• **EXERCISE GOAL**
Could you show all lines in the entries below that contain the string "JSON"?

• **Dataset rows for apps and sites**
[Start of Attachment]

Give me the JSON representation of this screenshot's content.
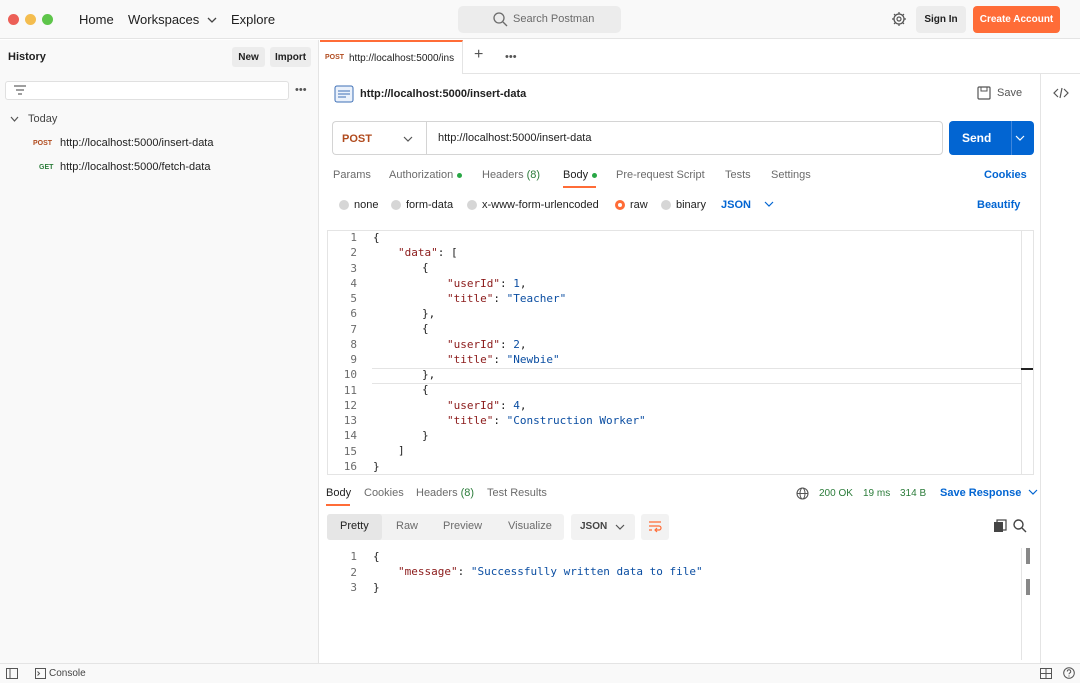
{
  "app": {
    "search_placeholder": "Search Postman",
    "sign_in": "Sign In",
    "create_account": "Create Account"
  },
  "nav": {
    "home": "Home",
    "workspaces": "Workspaces",
    "explore": "Explore"
  },
  "sidebar": {
    "title": "History",
    "new_label": "New",
    "import_label": "Import",
    "group_label": "Today",
    "items": [
      {
        "method": "POST",
        "url": "http://localhost:5000/insert-data",
        "method_color": "#b04a1d"
      },
      {
        "method": "GET",
        "url": "http://localhost:5000/fetch-data",
        "method_color": "#2b7c3a"
      }
    ]
  },
  "tab": {
    "method": "POST",
    "title": "http://localhost:5000/ins"
  },
  "request": {
    "name": "http://localhost:5000/insert-data",
    "save_label": "Save",
    "method": "POST",
    "url": "http://localhost:5000/insert-data",
    "send_label": "Send",
    "tabs": [
      "Params",
      "Authorization",
      "Headers",
      "Body",
      "Pre-request Script",
      "Tests",
      "Settings"
    ],
    "headers_count": "(8)",
    "cookies_label": "Cookies",
    "body_types": [
      "none",
      "form-data",
      "x-www-form-urlencoded",
      "raw",
      "binary"
    ],
    "body_format": "JSON",
    "beautify_label": "Beautify",
    "lines": [
      "1",
      "2",
      "3",
      "4",
      "5",
      "6",
      "7",
      "8",
      "9",
      "10",
      "11",
      "12",
      "13",
      "14",
      "15",
      "16"
    ]
  },
  "response": {
    "tabs": [
      "Body",
      "Cookies",
      "Headers",
      "Test Results"
    ],
    "headers_count": "(8)",
    "status": "200 OK",
    "time": "19 ms",
    "size": "314 B",
    "save_label": "Save Response",
    "formats": [
      "Pretty",
      "Raw",
      "Preview",
      "Visualize"
    ],
    "format_select": "JSON",
    "lines": [
      "1",
      "2",
      "3"
    ],
    "body": {
      "key": "\"message\"",
      "value": "\"Successfully written data to file\""
    }
  },
  "statusbar": {
    "console_label": "Console"
  },
  "colors": {
    "accent": "#ff6c37",
    "send": "#0265d2",
    "post": "#b04a1d",
    "get": "#2b7c3a"
  }
}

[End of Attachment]

• **YOUR SOLUTION**
Give me the JSON representation of this screenshot's content.
    "body_format": "JSON",
    "format_select": "JSON",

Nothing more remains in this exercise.